Conclusions and Clinical Relevance—Both coelioscopy and coeliotomy were capable of yielding antemortem liver biopsy specimens of diagnostic quality in catfish. Coelioscopy permitted a more detailed examination of the coelomic viscera through a smaller surgical incision, was less traumatic, and resulted in decreased wound dehiscence.
Objective—To evaluate outcomes of dogs and owner satisfaction and perception of their dogs’ adaptation following amputation of a thoracic or pelvic limb.
Design—Retrospective case series.
Animals—64 client-owned dogs.
Procedures—Medical records of dogs that underwent limb amputation at a veterinary teaching hospital between 2005 and 2012 were reviewed. Signalment, body weight, and body condition scores at the time of amputation, dates of amputation and discharge from the hospital, whether a thoracic or pelvic limb was amputated, and reason for amputation were recorded. Histologic diagnosis and date of death were recorded if applicable. Owners were interviewed by telephone about their experience and interpretation of the dog's adaptation after surgery. Associations between perioperative variables and postoperative quality of life scores were investigated.
Results—58 of 64 (91%) owners perceived no change in their dog's attitude after amputation; 56 (88%) reported complete or nearly complete return to preamputation quality of life, 50 (78%) indicated the dog's recovery and adaptation were better than expected, and 47 (73%) reported no change in the dog's recreational activities. Body condition scores and body weight at the time of amputation were negatively correlated with quality of life scores after surgery. Taking all factors into account, most (55/64 [86%]) respondents reported they would make the same decision regarding amputation again, and 4 (6%) indicated they would not; 5 (8%) were unsure.

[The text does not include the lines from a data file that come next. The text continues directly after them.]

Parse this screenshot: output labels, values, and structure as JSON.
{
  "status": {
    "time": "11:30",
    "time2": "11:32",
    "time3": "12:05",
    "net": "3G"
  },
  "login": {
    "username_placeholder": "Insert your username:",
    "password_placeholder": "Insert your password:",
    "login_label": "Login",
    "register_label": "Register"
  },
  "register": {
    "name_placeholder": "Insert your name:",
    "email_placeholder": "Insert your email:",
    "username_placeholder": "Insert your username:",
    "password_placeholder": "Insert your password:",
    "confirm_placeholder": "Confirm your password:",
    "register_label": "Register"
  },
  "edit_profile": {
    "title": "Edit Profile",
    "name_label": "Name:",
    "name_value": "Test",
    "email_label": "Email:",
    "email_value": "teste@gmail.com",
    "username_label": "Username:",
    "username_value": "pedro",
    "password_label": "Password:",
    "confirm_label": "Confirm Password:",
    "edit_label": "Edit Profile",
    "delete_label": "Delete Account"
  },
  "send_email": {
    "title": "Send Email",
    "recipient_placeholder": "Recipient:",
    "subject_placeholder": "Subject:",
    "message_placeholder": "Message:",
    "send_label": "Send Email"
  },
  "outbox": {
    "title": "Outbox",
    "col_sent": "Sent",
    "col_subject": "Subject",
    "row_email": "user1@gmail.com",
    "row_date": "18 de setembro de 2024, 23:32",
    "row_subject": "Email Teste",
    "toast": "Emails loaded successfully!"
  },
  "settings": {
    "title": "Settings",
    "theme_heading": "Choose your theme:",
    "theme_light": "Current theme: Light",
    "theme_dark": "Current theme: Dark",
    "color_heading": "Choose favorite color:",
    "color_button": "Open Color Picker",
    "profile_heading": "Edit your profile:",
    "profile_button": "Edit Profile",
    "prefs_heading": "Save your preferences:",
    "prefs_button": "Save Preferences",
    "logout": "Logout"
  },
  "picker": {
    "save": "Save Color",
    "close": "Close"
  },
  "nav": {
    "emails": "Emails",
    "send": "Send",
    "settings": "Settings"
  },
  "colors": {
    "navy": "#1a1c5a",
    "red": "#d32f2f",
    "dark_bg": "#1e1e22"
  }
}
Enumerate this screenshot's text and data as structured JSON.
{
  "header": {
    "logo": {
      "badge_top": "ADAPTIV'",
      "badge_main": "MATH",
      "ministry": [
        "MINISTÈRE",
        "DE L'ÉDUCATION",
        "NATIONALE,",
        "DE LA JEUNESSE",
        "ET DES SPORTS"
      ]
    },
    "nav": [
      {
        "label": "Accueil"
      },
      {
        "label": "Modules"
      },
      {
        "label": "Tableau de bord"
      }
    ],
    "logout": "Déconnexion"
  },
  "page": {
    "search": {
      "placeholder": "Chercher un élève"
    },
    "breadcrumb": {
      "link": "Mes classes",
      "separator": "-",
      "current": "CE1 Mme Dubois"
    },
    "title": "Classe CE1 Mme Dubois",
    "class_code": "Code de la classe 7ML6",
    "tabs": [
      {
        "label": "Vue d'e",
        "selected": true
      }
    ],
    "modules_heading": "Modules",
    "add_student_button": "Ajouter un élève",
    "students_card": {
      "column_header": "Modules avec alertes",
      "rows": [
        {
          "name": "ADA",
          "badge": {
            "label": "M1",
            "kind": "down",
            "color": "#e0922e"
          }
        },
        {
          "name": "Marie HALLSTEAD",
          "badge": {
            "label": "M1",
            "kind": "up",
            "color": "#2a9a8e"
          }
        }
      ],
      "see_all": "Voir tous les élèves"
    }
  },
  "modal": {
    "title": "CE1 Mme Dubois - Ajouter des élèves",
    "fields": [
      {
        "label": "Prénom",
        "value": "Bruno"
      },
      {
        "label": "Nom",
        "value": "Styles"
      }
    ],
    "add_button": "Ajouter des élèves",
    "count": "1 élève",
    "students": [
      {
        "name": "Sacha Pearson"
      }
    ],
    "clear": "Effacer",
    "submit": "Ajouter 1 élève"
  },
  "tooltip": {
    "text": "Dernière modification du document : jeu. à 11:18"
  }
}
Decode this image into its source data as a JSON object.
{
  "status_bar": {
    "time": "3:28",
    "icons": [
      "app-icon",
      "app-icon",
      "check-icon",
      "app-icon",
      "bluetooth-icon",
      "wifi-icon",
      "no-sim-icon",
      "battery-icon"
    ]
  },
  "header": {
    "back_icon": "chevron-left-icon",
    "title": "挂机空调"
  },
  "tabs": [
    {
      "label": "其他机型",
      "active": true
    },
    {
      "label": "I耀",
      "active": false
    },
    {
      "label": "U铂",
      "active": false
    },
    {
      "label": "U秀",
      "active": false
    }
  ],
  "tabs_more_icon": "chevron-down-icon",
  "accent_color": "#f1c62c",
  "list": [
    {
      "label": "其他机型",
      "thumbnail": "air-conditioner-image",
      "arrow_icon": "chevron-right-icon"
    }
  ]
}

Conclusions and Clinical Relevance—This information may aid veterinarians in educating clients about adaptation potential of dogs following limb amputation and the need for postoperative weight control in such patients. (J Am Vet Med Assoc 2015;247:786–792)